New Share Register Requirements
A private CBCA corporation will be required to record the following information about its shareholders with significant control:
Name, address and birthdate;
Jurisdiction for tax purposes;
Date when significant control was acquired, and the date when it ceased (if applicable); and
Description of how the individual has significant control.
The new legislation requires that corporations update its share registers once a year and provide information on the steps undertaken to ensure information is accurate and up to date. A corporation needs to record any change within 15 days of becoming aware of new information regarding shareholders with significant control. Shareholders must provide any information requested of them in order to comply with the record keeping obligations and reply as soon as possible.
There is no requirement for CBCA corporations to disclose the significant control register to the public. However, corporations must disclose the new register upon the request of Corporations Canada or shareholders or creditors of the corporation. In order to obtain the register these parties must submit an affidavit and a statement that the information will not be used for matters unrelated to the affairs of the corporation.
Penalties for Non-Compliance
Notably, there are significant penalties for not complying with the new record keeping requirements pertaining to shareholders with significant control. Any knowing authorization, permission or acquiescence in a contravention of the duties set out above by a director, officer or shareholder, would constitute an offence, and could result in a fine of up to $200,000, up to six months of jail time, or both.

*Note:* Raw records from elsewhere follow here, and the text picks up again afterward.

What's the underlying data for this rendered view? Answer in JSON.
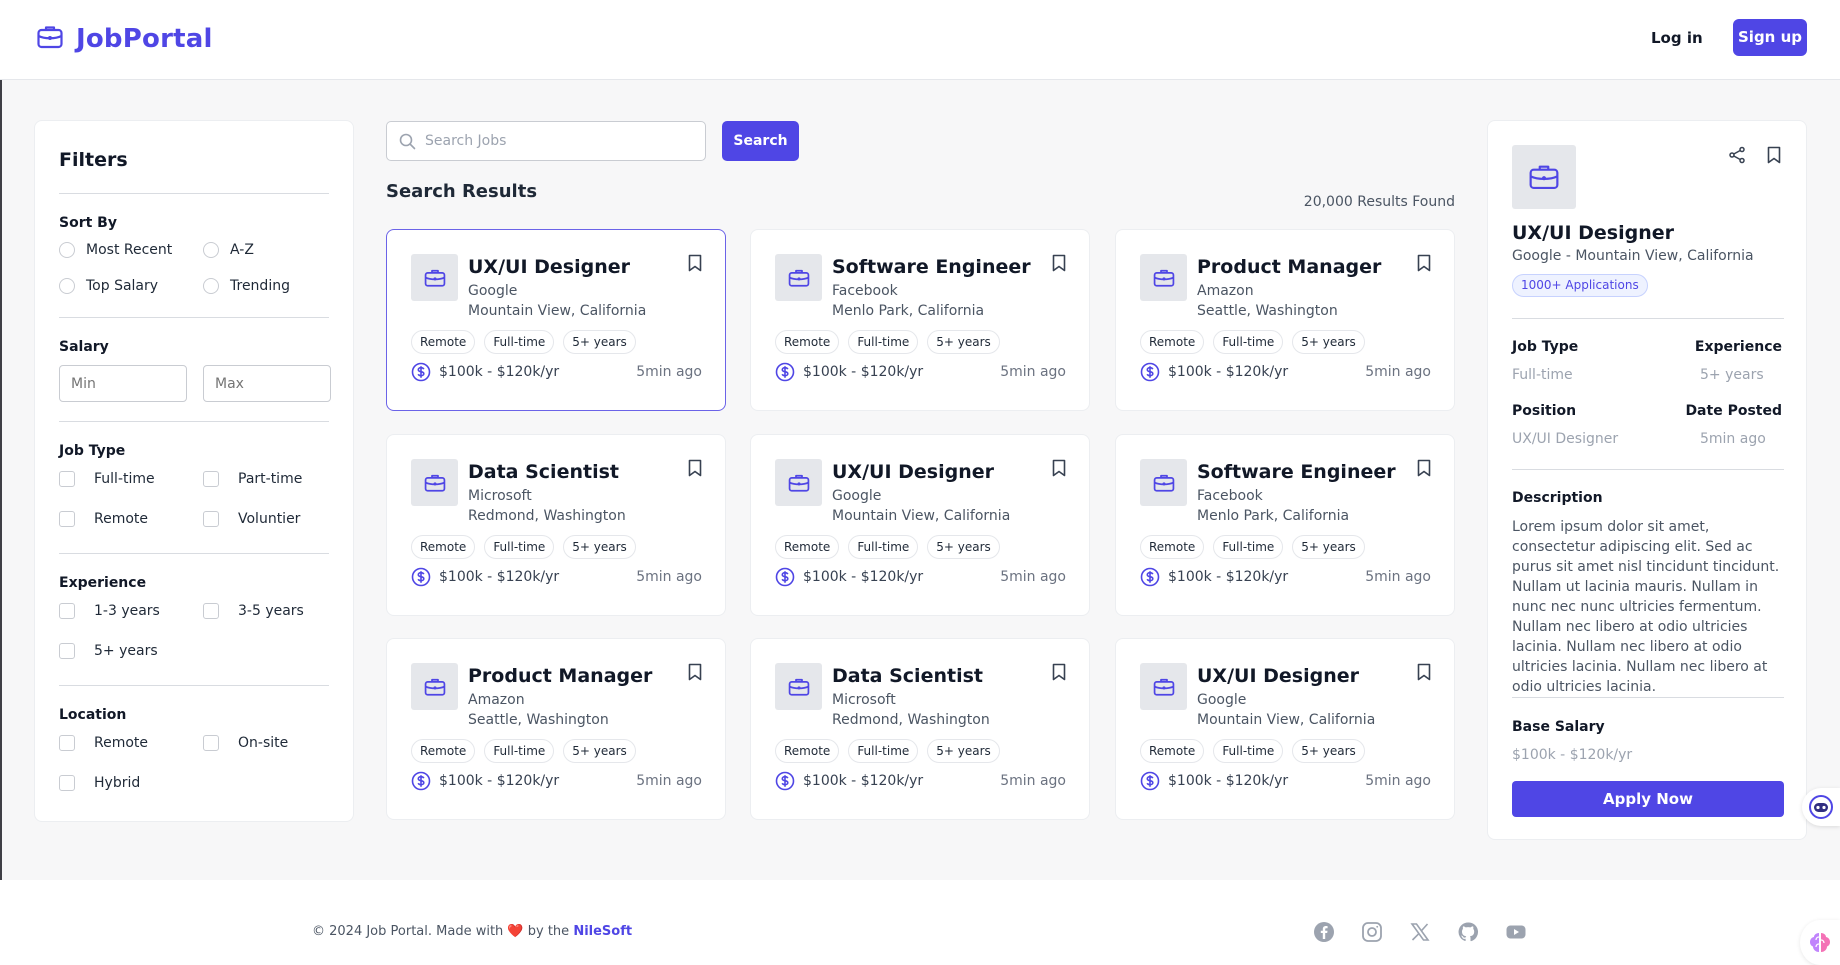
{
  "brand": {
    "name": "JobPortal",
    "accent": "#4f46e5"
  },
  "header": {
    "login": "Log in",
    "signup": "Sign up"
  },
  "filters": {
    "title": "Filters",
    "sort": {
      "title": "Sort By",
      "options": [
        "Most Recent",
        "A-Z",
        "Top Salary",
        "Trending"
      ]
    },
    "salary": {
      "title": "Salary",
      "min_placeholder": "Min",
      "max_placeholder": "Max"
    },
    "job_type": {
      "title": "Job Type",
      "options": [
        "Full-time",
        "Part-time",
        "Remote",
        "Voluntier"
      ]
    },
    "experience": {
      "title": "Experience",
      "options": [
        "1-3 years",
        "3-5 years",
        "5+ years"
      ]
    },
    "location": {
      "title": "Location",
      "options": [
        "Remote",
        "On-site",
        "Hybrid"
      ]
    }
  },
  "search": {
    "placeholder": "Search Jobs",
    "button": "Search",
    "icon": "search-icon"
  },
  "results": {
    "title": "Search Results",
    "count": "20,000 Results Found",
    "jobs": [
      {
        "title": "UX/UI Designer",
        "company": "Google",
        "location": "Mountain View, California",
        "tags": [
          "Remote",
          "Full-time",
          "5+ years"
        ],
        "salary": "$100k - $120k/yr",
        "posted": "5min ago",
        "selected": true
      },
      {
        "title": "Software Engineer",
        "company": "Facebook",
        "location": "Menlo Park, California",
        "tags": [
          "Remote",
          "Full-time",
          "5+ years"
        ],
        "salary": "$100k - $120k/yr",
        "posted": "5min ago"
      },
      {
        "title": "Product Manager",
        "company": "Amazon",
        "location": "Seattle, Washington",
        "tags": [
          "Remote",
          "Full-time",
          "5+ years"
        ],
        "salary": "$100k - $120k/yr",
        "posted": "5min ago"
      },
      {
        "title": "Data Scientist",
        "company": "Microsoft",
        "location": "Redmond, Washington",
        "tags": [
          "Remote",
          "Full-time",
          "5+ years"
        ],
        "salary": "$100k - $120k/yr",
        "posted": "5min ago"
      },
      {
        "title": "UX/UI Designer",
        "company": "Google",
        "location": "Mountain View, California",
        "tags": [
          "Remote",
          "Full-time",
          "5+ years"
        ],
        "salary": "$100k - $120k/yr",
        "posted": "5min ago"
      },
      {
        "title": "Software Engineer",
        "company": "Facebook",
        "location": "Menlo Park, California",
        "tags": [
          "Remote",
          "Full-time",
          "5+ years"
        ],
        "salary": "$100k - $120k/yr",
        "posted": "5min ago"
      },
      {
        "title": "Product Manager",
        "company": "Amazon",
        "location": "Seattle, Washington",
        "tags": [
          "Remote",
          "Full-time",
          "5+ years"
        ],
        "salary": "$100k - $120k/yr",
        "posted": "5min ago"
      },
      {
        "title": "Data Scientist",
        "company": "Microsoft",
        "location": "Redmond, Washington",
        "tags": [
          "Remote",
          "Full-time",
          "5+ years"
        ],
        "salary": "$100k - $120k/yr",
        "posted": "5min ago"
      },
      {
        "title": "UX/UI Designer",
        "company": "Google",
        "location": "Mountain View, California",
        "tags": [
          "Remote",
          "Full-time",
          "5+ years"
        ],
        "salary": "$100k - $120k/yr",
        "posted": "5min ago"
      }
    ]
  },
  "detail": {
    "title": "UX/UI Designer",
    "subtitle": "Google - Mountain View, California",
    "badge": "1000+ Applications",
    "job_type_label": "Job Type",
    "job_type": "Full-time",
    "experience_label": "Experience",
    "experience": "5+ years",
    "position_label": "Position",
    "position": "UX/UI Designer",
    "date_label": "Date Posted",
    "date": "5min ago",
    "description_label": "Description",
    "description": "Lorem ipsum dolor sit amet, consectetur adipiscing elit. Sed ac purus sit amet nisl tincidunt tincidunt. Nullam ut lacinia mauris. Nullam in nunc nec nunc ultricies fermentum. Nullam nec libero at odio ultricies lacinia. Nullam nec libero at odio ultricies lacinia. Nullam nec libero at odio ultricies lacinia.",
    "salary_label": "Base Salary",
    "salary": "$100k - $120k/yr",
    "apply": "Apply Now"
  },
  "footer": {
    "copyright_prefix": "© 2024 Job Portal. Made with",
    "heart": "❤️",
    "by": "by the",
    "maker": "NileSoft",
    "socials": [
      "facebook-icon",
      "instagram-icon",
      "x-icon",
      "github-icon",
      "youtube-icon"
    ]
  }
}
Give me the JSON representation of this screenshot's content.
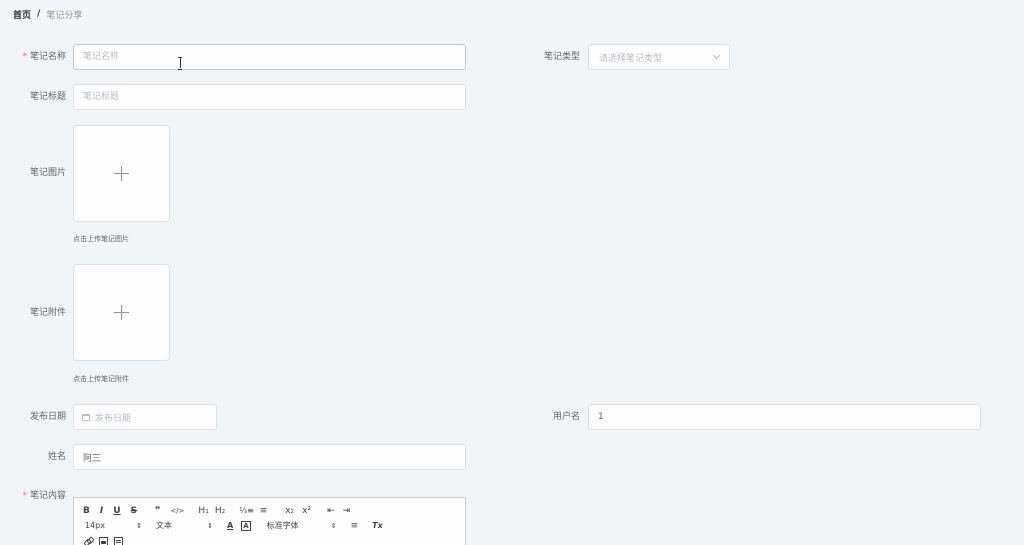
{
  "breadcrumb": {
    "home": "首页",
    "separator": "/",
    "current": "笔记分享"
  },
  "form": {
    "note_name": {
      "label": "笔记名称",
      "required": "*",
      "placeholder": "笔记名称",
      "value": ""
    },
    "note_type": {
      "label": "笔记类型",
      "placeholder": "请选择笔记类型"
    },
    "note_title": {
      "label": "笔记标题",
      "placeholder": "笔记标题",
      "value": ""
    },
    "note_image": {
      "label": "笔记图片",
      "hint": "点击上传笔记图片"
    },
    "note_attachment": {
      "label": "笔记附件",
      "hint": "点击上传笔记附件"
    },
    "publish_date": {
      "label": "发布日期",
      "placeholder": "发布日期"
    },
    "username": {
      "label": "用户名",
      "value": "1"
    },
    "full_name": {
      "label": "姓名",
      "value": "阿三"
    },
    "note_content": {
      "label": "笔记内容",
      "required": "*"
    }
  },
  "editor_toolbar": {
    "bold": "B",
    "italic": "I",
    "underline": "U",
    "strike": "S",
    "quote": "❞",
    "code": "</>",
    "h1": "H₁",
    "h2": "H₂",
    "ordered_list": "⅓≡",
    "bullet_list": "≡",
    "subscript": "x₂",
    "superscript": "x²",
    "indent_decrease": "⇤",
    "indent_increase": "⇥",
    "size": "14px",
    "header": "文本",
    "font": "标准字体",
    "font_color": "A",
    "bg_color": "A",
    "align": "≡",
    "clean": "Tx"
  },
  "colors": {
    "required": "#f56c6c",
    "border": "#dcdfe6",
    "placeholder": "#b8bcc4"
  }
}
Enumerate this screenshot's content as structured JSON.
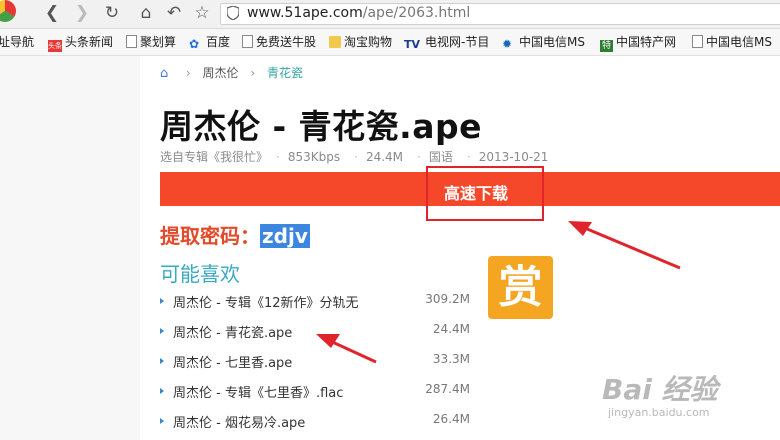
{
  "browser": {
    "url_host": "www.51ape.com",
    "url_path": "/ape/2063.html"
  },
  "bookmarks": [
    "址导航",
    "头条新闻",
    "聚划算",
    "百度",
    "免费送牛股",
    "淘宝购物",
    "电视网-节目",
    "中国电信MS",
    "中国特产网",
    "中国电信MS"
  ],
  "bookmark_icons": {
    "toutiao": "头条",
    "tv": "TV",
    "te": "特"
  },
  "breadcrumb": {
    "level1": "周杰伦",
    "current": "青花瓷"
  },
  "song": {
    "title": "周杰伦 - 青花瓷.ape",
    "album": "选自专辑《我很忙》",
    "bitrate": "853Kbps",
    "size": "24.4M",
    "language": "国语",
    "date": "2013-10-21"
  },
  "download": {
    "label": "高速下载"
  },
  "extract": {
    "label": "提取密码：",
    "code": "zdjv"
  },
  "related": {
    "heading": "可能喜欢",
    "items": [
      {
        "name": "周杰伦 - 专辑《12新作》分轨无",
        "size": "309.2M"
      },
      {
        "name": "周杰伦 - 青花瓷.ape",
        "size": "24.4M"
      },
      {
        "name": "周杰伦 - 七里香.ape",
        "size": "33.3M"
      },
      {
        "name": "周杰伦 - 专辑《七里香》.flac",
        "size": "287.4M"
      },
      {
        "name": "周杰伦 - 烟花易冷.ape",
        "size": "26.4M"
      }
    ]
  },
  "reward": {
    "label": "赏"
  },
  "watermark": {
    "brand": "Bai 经验",
    "url": "jingyan.baidu.com"
  },
  "colors": {
    "download_bar": "#f5482b",
    "highlight_box": "#e0242b",
    "code_bg": "#3d86df",
    "related_heading": "#3aa8c1",
    "reward_bg": "#f4a623"
  }
}
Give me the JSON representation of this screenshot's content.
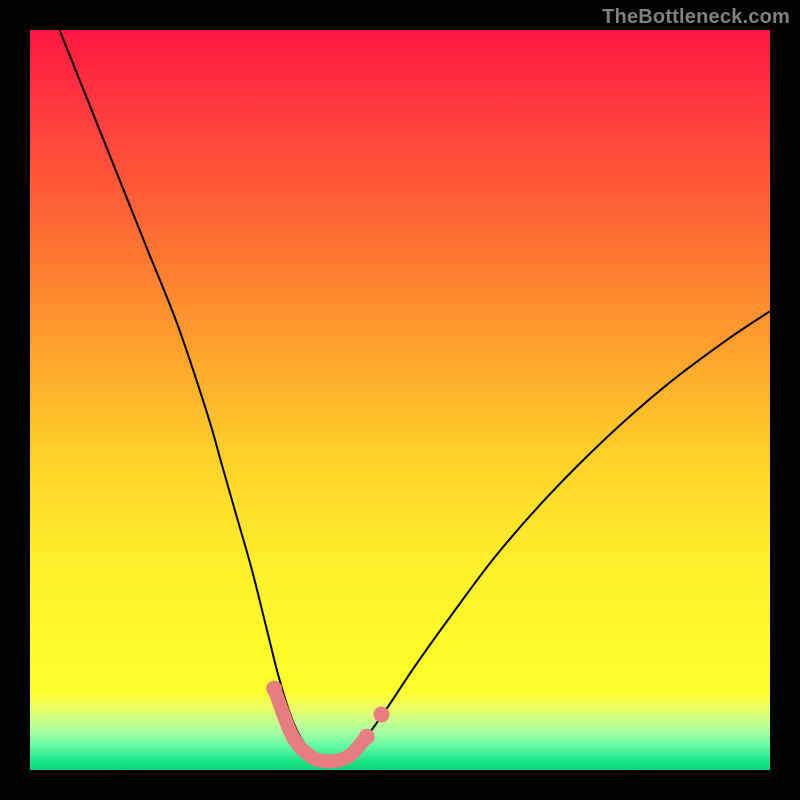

Private companies incorporated under the CBCA need to take steps immediately to ensure they are in compliance with the new record keeping obligations when they come into force on June 13, 2019. If you are a shareholder, officer, or director of a CBCA corporation and you believe that the minute book is not up to date you should speak to someone immediately. While the new record keeping requirements only apply to private CBCA corporations, it is widely expected that the same requirements will be applicable to corporations incorporated provincially across Canada in the not too distant future.
* Does not apply to distributing corporations. Does not apply to CBCA corporations that are listed on a stock exchange designated under the Income Tax Act.
About the author: Adam Holmberg
Adam Holmberg’s practice encompasses a broad range of business practice including the purchase and sale of businesses, corporate and commercial lending, private equity transactions, business reorganizations, employment issues related to the operation of a business, succession planning, and estate administration.
Adam has an extensive business and finance background which allows him to better understand the often complex problems facing clients in order to better provide legal solutions.